◆ PROBLEM TO SOLVE: Every line in the records below with the string "here" needs to be copied out.

◆ RECORD EXCERPTS:
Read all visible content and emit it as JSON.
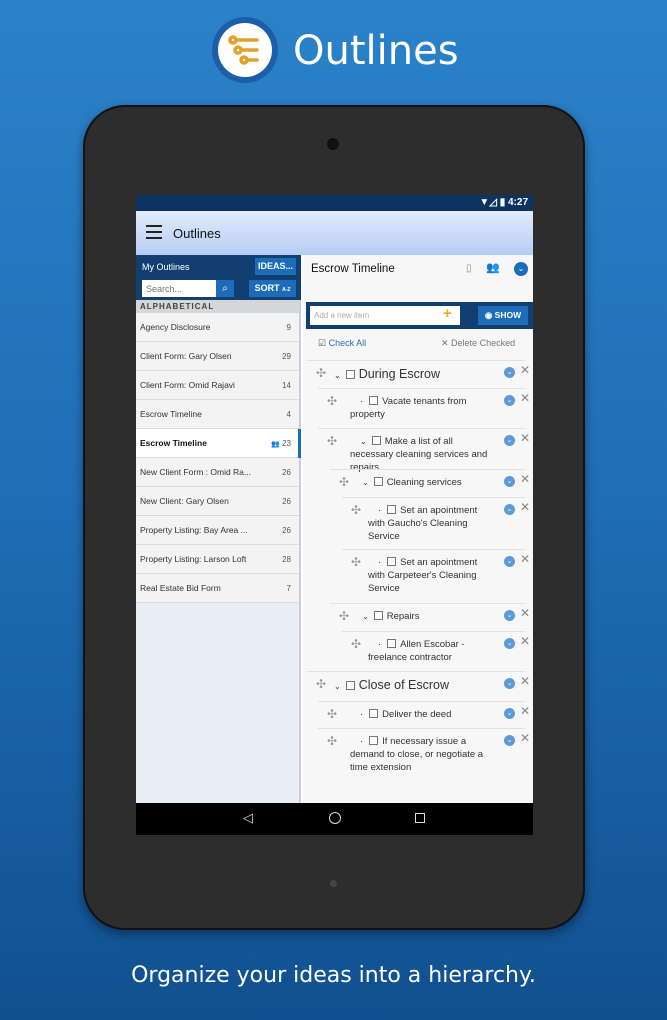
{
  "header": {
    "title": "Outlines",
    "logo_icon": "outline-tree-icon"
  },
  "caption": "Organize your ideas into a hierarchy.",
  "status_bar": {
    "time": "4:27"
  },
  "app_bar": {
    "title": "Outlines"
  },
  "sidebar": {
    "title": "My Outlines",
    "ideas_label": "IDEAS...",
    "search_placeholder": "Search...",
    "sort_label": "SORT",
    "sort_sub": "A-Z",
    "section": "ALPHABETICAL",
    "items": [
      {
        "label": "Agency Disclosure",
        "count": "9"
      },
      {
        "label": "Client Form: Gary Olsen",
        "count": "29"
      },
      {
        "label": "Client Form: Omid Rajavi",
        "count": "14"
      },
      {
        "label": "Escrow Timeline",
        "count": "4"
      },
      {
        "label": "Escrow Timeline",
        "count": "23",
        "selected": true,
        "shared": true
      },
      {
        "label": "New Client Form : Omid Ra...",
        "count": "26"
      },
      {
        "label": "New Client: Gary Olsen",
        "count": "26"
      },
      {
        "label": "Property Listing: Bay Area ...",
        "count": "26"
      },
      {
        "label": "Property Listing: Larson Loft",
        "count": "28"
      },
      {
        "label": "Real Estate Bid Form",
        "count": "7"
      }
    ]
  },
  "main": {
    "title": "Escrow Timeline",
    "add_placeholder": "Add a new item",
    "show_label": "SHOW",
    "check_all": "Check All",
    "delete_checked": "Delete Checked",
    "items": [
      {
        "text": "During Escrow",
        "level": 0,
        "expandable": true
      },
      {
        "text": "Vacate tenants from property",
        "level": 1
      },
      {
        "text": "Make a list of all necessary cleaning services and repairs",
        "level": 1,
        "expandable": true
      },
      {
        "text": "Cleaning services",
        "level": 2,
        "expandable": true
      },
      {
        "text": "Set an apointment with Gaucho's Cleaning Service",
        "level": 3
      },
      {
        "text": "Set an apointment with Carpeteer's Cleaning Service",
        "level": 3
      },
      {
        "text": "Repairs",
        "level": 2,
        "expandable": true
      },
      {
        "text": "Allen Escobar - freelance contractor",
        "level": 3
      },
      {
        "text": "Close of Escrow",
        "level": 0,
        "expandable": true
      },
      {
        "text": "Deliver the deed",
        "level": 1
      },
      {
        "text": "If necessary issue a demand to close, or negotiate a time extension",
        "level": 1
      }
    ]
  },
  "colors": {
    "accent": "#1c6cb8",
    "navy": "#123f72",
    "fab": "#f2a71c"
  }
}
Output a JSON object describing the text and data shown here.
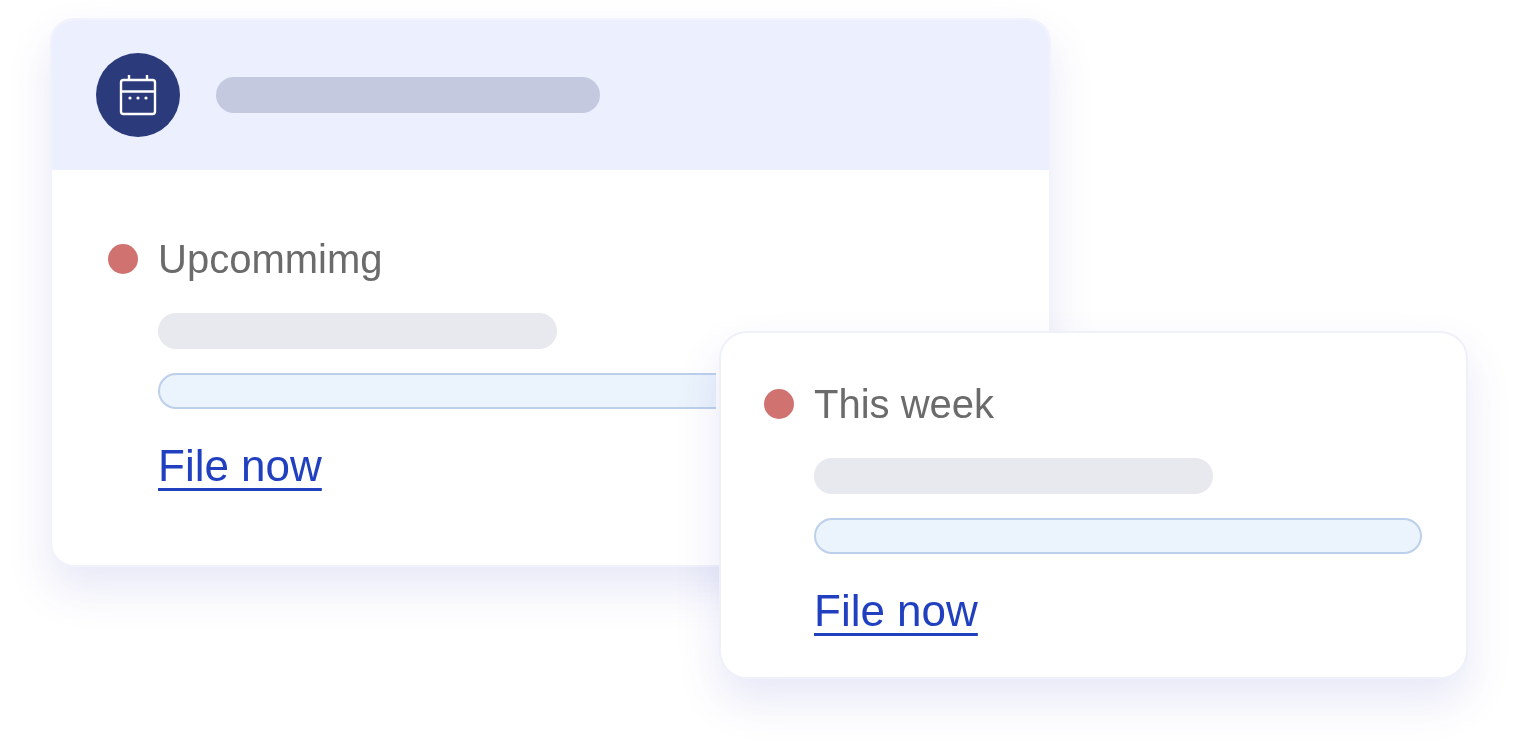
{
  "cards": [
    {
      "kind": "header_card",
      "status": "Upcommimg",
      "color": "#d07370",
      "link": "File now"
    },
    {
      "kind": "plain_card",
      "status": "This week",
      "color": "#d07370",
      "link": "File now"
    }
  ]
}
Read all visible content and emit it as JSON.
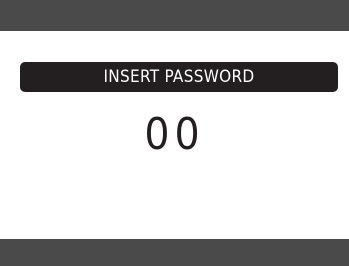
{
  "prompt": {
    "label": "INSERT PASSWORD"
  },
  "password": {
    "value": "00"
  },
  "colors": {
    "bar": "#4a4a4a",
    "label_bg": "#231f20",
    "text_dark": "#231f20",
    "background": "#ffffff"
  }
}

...

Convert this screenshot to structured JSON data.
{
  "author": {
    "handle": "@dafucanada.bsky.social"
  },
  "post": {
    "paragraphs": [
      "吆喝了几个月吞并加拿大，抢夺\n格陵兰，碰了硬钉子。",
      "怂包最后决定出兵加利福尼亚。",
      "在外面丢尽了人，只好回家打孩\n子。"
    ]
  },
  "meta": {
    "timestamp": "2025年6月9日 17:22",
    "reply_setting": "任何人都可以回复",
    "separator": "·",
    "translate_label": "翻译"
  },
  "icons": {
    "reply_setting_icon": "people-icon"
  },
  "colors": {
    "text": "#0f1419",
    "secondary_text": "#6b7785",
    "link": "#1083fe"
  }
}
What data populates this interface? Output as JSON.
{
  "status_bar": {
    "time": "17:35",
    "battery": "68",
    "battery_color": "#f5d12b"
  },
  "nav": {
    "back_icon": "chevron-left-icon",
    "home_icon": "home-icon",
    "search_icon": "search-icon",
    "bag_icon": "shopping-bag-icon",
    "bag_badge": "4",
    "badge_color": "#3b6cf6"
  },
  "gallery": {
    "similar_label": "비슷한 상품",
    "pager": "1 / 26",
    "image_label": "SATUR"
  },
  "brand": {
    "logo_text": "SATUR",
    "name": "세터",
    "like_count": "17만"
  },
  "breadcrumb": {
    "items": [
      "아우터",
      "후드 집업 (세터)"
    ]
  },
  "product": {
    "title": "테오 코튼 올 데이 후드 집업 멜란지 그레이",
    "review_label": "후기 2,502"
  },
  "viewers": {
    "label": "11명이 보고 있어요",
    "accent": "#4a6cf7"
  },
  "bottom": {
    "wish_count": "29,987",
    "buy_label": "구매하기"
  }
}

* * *

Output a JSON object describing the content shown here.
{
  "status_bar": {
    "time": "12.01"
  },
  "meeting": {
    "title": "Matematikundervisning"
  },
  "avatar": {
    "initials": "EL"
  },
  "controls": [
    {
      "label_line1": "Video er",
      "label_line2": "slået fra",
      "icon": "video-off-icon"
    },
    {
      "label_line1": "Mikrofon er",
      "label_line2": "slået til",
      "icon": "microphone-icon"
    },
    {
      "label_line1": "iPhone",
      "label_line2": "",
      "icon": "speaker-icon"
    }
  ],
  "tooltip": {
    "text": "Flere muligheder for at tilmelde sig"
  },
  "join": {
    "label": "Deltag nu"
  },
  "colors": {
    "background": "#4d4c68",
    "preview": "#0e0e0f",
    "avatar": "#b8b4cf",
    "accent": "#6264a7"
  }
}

◆ ANSWER AREA:
Output a JSON object describing the text and data shown here.
Output a JSON object describing the content shown here.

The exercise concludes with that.